Now, Vanguard has their own take on it, where you are actually dealing with certified financial planners, real humans; but again, it's low touch, it's geared toward someone with at least $100,000 in assets. Right now, they have stated they're going to charge about 30 basis points for it. It's in a pilot program right now. So, they're planning to launch it, full-blown, later this year.

But even though it's in a pilot program, they've actually already gained a lot of assets, in part, because they've been doing this for years, typically for clients with a little bit more in assets, maybe more than $500,000 or more than $1 million.

Now, that will continue. And these price points I mentioned--30 basis points for $100,000--those are likely to change. So, don't hold me to those numbers. But Vanguard has already seen about $5 billion in new money to this program. So, they've already had a lot of success--almost, I think, so much success that they are not really sure what to do with it yet. They're kind of trying to take it as slow as possible, because it really could revolutionize the industry. Here, you have a firm that's dominant in asset management now, all of a sudden, entering this new market where they're competing with advisors; it could be revolutionary.

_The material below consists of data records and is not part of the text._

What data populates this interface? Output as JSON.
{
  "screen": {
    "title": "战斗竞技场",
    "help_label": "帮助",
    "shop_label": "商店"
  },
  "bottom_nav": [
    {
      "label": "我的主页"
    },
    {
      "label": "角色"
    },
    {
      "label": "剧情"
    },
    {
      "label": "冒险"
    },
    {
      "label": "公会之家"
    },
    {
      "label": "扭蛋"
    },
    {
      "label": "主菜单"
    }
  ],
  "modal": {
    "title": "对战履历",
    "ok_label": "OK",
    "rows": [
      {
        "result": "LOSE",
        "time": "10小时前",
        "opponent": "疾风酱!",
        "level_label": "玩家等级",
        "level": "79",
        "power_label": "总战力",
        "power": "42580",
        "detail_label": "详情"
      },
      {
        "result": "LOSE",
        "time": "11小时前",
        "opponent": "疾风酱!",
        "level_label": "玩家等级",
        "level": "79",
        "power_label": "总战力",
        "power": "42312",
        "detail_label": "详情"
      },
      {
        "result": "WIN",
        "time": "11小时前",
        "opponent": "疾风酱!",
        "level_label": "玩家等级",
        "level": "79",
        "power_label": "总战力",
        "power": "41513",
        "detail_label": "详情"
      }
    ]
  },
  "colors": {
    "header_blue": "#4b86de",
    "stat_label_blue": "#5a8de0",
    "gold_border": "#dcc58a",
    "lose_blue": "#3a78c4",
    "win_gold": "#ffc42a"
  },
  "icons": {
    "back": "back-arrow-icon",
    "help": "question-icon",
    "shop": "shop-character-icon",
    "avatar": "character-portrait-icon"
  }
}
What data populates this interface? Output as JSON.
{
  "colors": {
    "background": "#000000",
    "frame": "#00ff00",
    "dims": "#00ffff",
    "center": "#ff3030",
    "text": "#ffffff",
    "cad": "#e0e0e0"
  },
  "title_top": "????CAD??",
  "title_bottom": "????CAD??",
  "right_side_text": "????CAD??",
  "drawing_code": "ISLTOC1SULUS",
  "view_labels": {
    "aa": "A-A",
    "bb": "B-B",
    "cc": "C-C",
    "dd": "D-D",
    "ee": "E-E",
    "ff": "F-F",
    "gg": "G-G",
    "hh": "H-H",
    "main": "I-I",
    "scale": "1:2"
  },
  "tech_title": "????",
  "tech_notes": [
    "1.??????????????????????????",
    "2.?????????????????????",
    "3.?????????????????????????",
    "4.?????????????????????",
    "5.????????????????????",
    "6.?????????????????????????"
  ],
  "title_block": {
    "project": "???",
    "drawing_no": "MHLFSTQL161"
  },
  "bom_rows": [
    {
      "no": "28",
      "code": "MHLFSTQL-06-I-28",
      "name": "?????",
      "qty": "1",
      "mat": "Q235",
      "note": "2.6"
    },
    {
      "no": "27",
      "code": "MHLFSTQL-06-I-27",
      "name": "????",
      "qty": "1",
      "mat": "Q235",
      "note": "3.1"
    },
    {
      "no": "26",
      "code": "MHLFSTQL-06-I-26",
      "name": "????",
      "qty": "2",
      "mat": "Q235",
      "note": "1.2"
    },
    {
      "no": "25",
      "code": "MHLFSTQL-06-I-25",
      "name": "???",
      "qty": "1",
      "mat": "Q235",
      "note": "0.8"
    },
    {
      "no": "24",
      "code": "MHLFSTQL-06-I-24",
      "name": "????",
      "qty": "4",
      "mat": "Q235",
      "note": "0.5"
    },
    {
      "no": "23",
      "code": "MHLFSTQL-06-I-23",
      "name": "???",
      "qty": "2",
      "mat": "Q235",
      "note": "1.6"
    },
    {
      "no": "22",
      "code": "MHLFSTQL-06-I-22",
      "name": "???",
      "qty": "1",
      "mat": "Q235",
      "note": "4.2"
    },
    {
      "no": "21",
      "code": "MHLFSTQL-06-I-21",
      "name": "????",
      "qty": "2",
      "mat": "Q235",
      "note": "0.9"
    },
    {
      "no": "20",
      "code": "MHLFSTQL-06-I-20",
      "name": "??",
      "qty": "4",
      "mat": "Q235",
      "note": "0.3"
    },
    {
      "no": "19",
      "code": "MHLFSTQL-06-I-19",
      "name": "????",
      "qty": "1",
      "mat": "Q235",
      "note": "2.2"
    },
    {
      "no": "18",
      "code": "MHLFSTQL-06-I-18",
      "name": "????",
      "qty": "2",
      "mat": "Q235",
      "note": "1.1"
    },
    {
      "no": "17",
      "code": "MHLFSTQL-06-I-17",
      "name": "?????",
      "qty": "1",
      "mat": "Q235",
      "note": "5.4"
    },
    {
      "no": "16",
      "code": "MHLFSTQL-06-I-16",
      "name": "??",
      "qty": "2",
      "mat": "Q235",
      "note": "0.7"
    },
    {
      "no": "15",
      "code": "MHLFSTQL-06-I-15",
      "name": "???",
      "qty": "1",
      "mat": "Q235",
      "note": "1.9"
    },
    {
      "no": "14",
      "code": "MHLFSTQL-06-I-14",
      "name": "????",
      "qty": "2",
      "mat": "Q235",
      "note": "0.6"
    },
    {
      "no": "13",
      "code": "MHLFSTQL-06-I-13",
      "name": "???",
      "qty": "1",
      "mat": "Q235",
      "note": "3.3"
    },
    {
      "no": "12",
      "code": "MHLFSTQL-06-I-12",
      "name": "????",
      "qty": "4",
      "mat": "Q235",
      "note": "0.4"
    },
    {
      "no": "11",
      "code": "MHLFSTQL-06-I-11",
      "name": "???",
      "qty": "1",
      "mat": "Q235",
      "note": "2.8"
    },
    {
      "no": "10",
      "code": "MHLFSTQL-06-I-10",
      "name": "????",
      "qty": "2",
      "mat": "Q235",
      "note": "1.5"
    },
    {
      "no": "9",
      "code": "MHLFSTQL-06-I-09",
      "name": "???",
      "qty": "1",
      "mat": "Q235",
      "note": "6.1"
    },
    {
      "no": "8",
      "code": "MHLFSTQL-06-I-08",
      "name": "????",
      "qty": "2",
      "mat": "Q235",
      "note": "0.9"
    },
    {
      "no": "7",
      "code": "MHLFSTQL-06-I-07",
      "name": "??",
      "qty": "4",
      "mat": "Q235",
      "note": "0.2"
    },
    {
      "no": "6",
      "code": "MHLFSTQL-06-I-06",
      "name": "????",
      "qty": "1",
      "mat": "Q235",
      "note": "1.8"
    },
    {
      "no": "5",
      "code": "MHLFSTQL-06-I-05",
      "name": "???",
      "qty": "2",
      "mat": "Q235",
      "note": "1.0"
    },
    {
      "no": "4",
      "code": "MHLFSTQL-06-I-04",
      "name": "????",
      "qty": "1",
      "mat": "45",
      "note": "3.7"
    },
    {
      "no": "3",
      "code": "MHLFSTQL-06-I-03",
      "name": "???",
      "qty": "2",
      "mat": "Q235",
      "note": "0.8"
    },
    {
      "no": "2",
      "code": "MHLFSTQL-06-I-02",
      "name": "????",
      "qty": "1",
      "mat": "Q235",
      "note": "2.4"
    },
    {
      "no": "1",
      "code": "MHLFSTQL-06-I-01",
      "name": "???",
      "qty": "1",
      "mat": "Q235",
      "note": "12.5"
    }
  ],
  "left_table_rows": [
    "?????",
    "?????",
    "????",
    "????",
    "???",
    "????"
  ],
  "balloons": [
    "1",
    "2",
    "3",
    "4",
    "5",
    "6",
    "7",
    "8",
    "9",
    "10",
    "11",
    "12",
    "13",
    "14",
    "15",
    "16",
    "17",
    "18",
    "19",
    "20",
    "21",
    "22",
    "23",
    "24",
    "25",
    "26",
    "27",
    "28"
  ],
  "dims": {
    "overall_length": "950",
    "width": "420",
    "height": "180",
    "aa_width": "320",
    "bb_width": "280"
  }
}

Just this past week, Charles Schwab launched their own version of a robo-advisor. Again, that's a different model because that's completely automated. When you go through Vanguard, you will be dealing, to some extent, with a human. If you have $100,000 in assets, you'll have access to a pool of advisors. If you are a little bit more of high-net-worth client, you'll get a dedicated advisor; you'll deal with the same person. That person may actually come and deal with you face to face. So, I don't want to use a term robo-advisor too much with Vanguard Personal Advisor Services because it's a human-based model. But this has the potential to be a game changer in the industry. And I think a lot of other players are watching this because if Vanguard brings that low-cost model that they've been so successful with in the fund industry to the advice industry, it could really shake things up.

Benz: So, I guess a natural question is, if you are going to a firm that has its own investment funds and you're working with one of these advisors, you will be recommended a menu of Vanguard funds, correct?

Rawson: That's true. I'd imagine that it's probably not going to change under Vanguard. Even though I'm not sure if they'll be held to the same fiduciary standards, these advisors have to look out for the best interest of the client.

But at Vanguard, they'll probably be able to say, "Well, these funds are in the best interest of the client." So, it'll be interesting to see how they handle that fine line between being too self-promotional and acting in the best interest of the client. That could be a challenge.

Benz: Final question is on flows. This is a story that we've been monitoring for a few years. Mike, you have been someone who keeps track of fund flows. Let's talk about whether this Vanguard juggernaut, in terms of asset inflows, has shown signs of slowing down at all.

Rawson: It hasn't at all. If anything, it has accelerated. We know, over the past five years, about $0.35 in every $1 added to funds has gone to Vanguard, which is incredible because that's way more than what their market share would suggest. So, they have gained market share tremendously, and really there's no close second. You've got firms like DFA and iShares that are pretty far behind. We often talk about how passive has been so successful--a lot of money is going to passive. Well, actually it's just really going to Vanguard. So, maybe we should frame the discussion as Vanguard versus everyone else rather than active versus passive, which we know is a tired debate.

Hughes: The other interesting thing about Vanguard's flows is that their active funds are also getting flows. Not nearly as much as the passive funds, but they are in flow.

Benz: It's not an all-passive story; it's a Vanguard story, maybe. Thank you both for being here today to share your insights.

Rawson: Thank you.

Hughes: Thanks, Christine.

Benz: Thanks for watching. I'm Christine Benz for Morningstar.com.